A sharp blade must have a thin edge. And thus, however strong the material is, the edge is still very prone to damages if it gets in contact with things it’s not designed to cut, like a ceramic plate or a metal countertop.

A wooden cutting board is the best companion for your blades. A plastic one is good too, except it may be a little more difficult to sanitize in the long run.

And the don’ts

Never, never do these things to your precious knives...

1. Leave them in the kitchen sink

Leaving them dirty is the fastest guaranteed way to invite rust onto your knives. The chemicals from the food, juices and sauces can cause corrosion, seen as brown spots  on the blade. This causes the knives to become rusty and dull very quickly.

2. Put them into the dishwasher

Why Knives Shouldn't Go in the Dishwasher

Unless it is stated that your knife is dishwasher safe, never wash it with the machine!

All the rubbing and clashing will make the blade chip beyond repair.

In fact, even when a knife is dishwasher safe, hand washing it can significantly prevent chipping and prolong its life span. A good knife can help save your time in many ways - reciprocate the dedication by spending a minute to hand wash it!

3. Store them in the utensil drawer

Don’t put them there: they can rub against other items and get chipped. Even when there’s nothing else in there, the movements caused by your pulling and pushing the drawer can still be harmful to your knife.

If you really want to leave them there, use a cover to protect the blade.

4. Cut on your countertop

This is not how to treat any knife, let alone an expensive one.

Clashing on a hard surface like granite or metal can ruin your knife and dull it extremely quickly. Give the knife a chance of survival and put a cutting board in between it and the stone. Yes, the cutting board is for protecting your knife, not the granite.
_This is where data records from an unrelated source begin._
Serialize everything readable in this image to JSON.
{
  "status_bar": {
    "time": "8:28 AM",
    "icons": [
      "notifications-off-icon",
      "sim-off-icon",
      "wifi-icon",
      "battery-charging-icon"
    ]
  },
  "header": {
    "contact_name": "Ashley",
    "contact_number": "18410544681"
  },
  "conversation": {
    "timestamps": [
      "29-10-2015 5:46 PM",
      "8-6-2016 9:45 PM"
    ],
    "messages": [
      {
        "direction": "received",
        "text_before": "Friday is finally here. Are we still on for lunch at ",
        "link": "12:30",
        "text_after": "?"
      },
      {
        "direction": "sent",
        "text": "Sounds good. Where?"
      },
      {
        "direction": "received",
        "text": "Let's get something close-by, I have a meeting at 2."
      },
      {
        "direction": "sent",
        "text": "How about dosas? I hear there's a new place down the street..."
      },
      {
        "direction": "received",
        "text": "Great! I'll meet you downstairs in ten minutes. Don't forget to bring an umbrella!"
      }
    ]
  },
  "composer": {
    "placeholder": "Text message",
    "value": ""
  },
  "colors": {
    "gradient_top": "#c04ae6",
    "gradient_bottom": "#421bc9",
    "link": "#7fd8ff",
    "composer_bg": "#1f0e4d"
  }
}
Luna Regina

A writer and entrepreneur, Luna’s day doesn’t start at the computer keyboard, but in the kitchen. Half of her working hours are spent on mixing ingredients for her recipes. The other half involve working with the tech team to research and test the tools and appliances that promise to make kitchen work effortless and mess-free. From a kitchen knife or water filter to the Instant Pot, if it can help save time and effort for the home cook, Luna and her team are on it. Luna’s extracurricular pastimes include camping, travel, and photography.